Bonus: ‘Broken Harts’
Ugh. That’s all we can say without giving away the whole thing. You might remember the news coverage tied to this one, as it’s a real-life story about the lives of Markis, Hannah, Devonte, Abigail, Jeremiah, and Sierra Hart — six black children ranging in age from 12 to 19 — who were adopted by a white lesbian couple, Sarah and Jennifer Hart.
Jennifer made it look as if they were the perfect family, curating her Facebook page to a T.
But in reality, the situation was a bit grimmer. No, a LOT grimmer. You’ll learn about all of that. And then in March of 2018, the family’s SUV was found overturned on the rocks below California’s winding Highway 1. The Yukon had crashed 100 feet into the Pacific Ocean. At first, officials thought it was a tragic accident. Now, the case is considered a murder-suicide. The story made national headlines and leaves many people asking if anything could have been done to save the children, seeing as the Hart couple had a history with Child Protective Services. Make sure those tissues are ready. Learn more.

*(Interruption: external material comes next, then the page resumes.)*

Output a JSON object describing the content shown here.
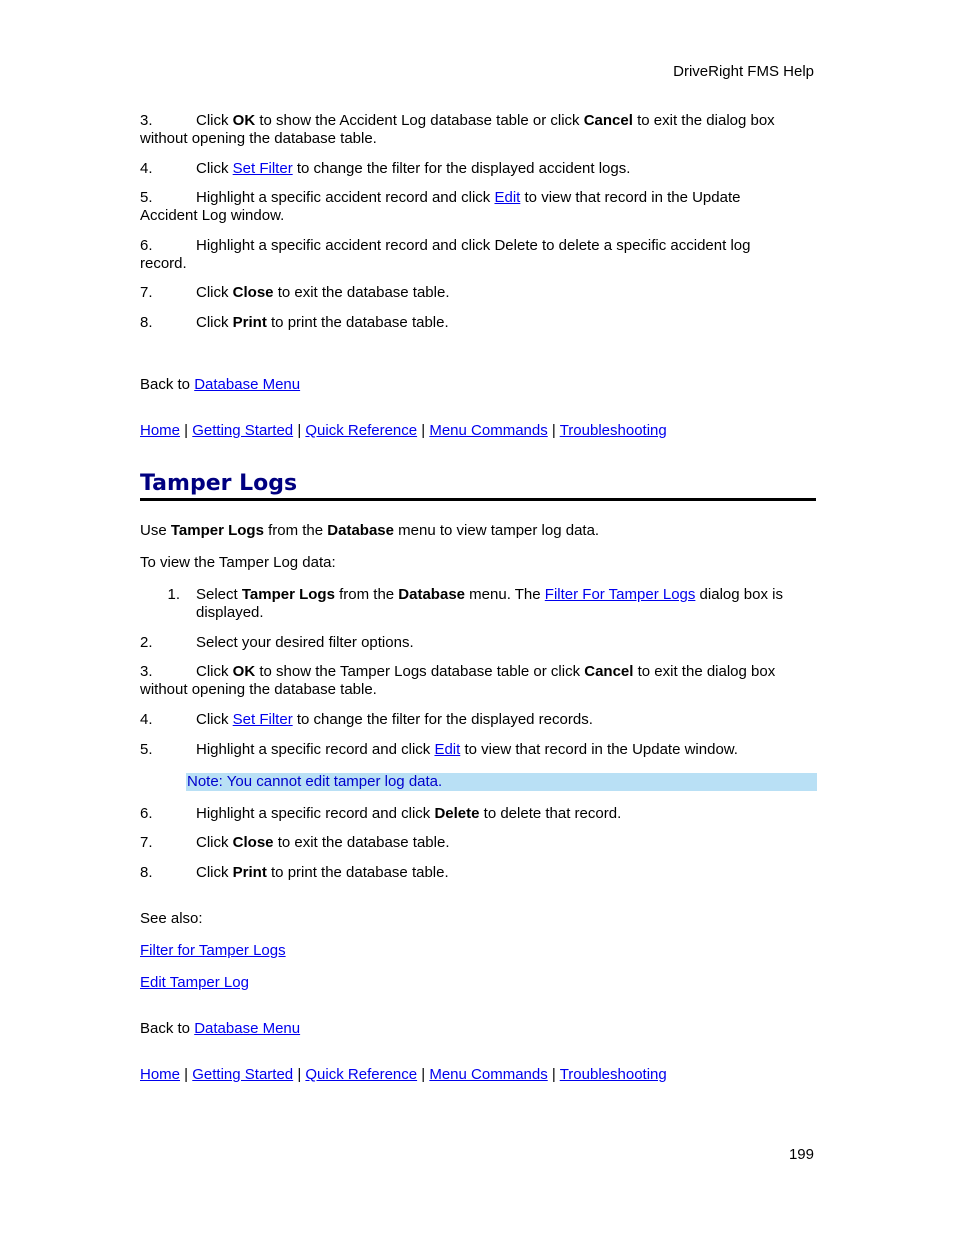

So next time you’re driving out for groceries, on a neighborhood run or just killing time around the house, give one of these a shot. You can listen anywhere, any time.
Podcasts, by the way, are really easy to access -- even if you’re not very tech-savvy. Although podcasting is a new technology, it revives an old art form: pure storytelling. Let’s say you’ve never listened to a podcast before. You can typically go to the podcast’s website (which are all linked above), hit “play” on the episode of your choosing, and it’s as simple as that.
iPhones even come with a Podcast app where you can subscribe, and if you own an Android, you can download an app -- Stitcher is a good one -- to accomplish the same thing.
Finally, check out this excellent list of coronavirus-related podcasts from Vulture.
Just a note, some of the recommendations above were produced by our parent company, Graham Media.